Material for this exercise section start

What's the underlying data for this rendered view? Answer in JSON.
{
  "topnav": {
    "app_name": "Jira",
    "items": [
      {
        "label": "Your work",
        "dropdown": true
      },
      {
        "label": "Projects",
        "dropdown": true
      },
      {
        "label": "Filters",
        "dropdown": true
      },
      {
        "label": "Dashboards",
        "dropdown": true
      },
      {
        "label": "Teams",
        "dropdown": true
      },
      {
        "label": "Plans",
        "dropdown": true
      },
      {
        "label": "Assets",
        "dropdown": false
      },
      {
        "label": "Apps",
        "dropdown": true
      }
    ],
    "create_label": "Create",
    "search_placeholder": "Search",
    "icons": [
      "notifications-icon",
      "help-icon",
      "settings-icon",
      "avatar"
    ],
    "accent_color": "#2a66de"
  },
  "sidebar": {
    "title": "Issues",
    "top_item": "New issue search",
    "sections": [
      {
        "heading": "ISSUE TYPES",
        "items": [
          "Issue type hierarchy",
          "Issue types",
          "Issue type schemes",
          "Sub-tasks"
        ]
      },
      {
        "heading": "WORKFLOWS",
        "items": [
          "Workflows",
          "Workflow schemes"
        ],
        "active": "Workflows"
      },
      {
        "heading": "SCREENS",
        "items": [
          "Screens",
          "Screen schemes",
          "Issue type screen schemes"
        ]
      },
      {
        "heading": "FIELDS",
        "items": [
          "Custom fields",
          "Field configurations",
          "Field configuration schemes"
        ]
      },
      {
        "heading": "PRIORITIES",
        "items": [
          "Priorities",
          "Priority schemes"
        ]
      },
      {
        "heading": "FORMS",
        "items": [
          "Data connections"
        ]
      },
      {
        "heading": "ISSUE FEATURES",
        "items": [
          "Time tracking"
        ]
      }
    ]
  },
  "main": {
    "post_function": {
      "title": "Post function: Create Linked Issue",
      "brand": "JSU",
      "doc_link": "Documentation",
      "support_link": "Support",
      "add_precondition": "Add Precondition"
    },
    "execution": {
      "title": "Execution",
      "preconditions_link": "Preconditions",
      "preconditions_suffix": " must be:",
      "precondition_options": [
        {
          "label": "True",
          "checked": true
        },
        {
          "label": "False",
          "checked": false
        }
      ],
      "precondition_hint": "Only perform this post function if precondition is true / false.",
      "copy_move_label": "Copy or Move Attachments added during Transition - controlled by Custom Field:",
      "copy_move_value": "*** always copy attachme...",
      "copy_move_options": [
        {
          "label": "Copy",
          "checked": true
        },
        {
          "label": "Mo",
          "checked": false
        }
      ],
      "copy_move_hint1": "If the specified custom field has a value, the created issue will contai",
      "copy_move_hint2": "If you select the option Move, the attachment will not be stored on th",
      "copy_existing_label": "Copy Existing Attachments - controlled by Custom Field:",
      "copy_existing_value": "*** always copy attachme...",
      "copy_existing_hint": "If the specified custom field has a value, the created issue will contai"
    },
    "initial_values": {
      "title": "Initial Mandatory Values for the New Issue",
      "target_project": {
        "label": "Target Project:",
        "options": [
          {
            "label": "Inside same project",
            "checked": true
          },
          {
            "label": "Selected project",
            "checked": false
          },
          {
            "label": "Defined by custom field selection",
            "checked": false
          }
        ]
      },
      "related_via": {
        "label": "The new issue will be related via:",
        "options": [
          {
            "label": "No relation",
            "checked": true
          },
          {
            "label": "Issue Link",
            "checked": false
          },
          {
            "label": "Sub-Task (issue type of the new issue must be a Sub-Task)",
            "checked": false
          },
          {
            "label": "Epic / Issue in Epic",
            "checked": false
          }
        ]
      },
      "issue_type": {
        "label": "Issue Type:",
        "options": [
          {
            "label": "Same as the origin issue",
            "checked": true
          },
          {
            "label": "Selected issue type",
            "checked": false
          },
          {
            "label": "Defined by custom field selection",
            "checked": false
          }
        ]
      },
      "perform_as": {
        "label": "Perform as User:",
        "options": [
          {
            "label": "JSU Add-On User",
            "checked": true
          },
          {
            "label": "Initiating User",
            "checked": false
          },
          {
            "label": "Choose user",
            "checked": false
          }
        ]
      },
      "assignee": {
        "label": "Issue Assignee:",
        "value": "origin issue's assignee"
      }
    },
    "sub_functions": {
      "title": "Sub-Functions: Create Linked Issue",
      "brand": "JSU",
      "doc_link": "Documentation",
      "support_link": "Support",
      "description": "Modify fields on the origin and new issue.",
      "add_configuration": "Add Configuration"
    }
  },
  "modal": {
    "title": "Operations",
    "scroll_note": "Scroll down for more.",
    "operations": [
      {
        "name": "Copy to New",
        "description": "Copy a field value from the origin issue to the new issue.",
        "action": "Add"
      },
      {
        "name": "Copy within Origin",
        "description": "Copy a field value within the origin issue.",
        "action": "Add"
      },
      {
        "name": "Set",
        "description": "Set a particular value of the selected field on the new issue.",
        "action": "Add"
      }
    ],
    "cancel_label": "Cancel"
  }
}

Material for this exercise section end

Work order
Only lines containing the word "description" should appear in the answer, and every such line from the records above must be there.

Your solution
      "description": "Modify fields on the origin and new issue.",
        "description": "Copy a field value from the origin issue to the new issue.",
        "description": "Copy a field value within the origin issue.",
        "description": "Set a particular value of the selected field on the new issue.",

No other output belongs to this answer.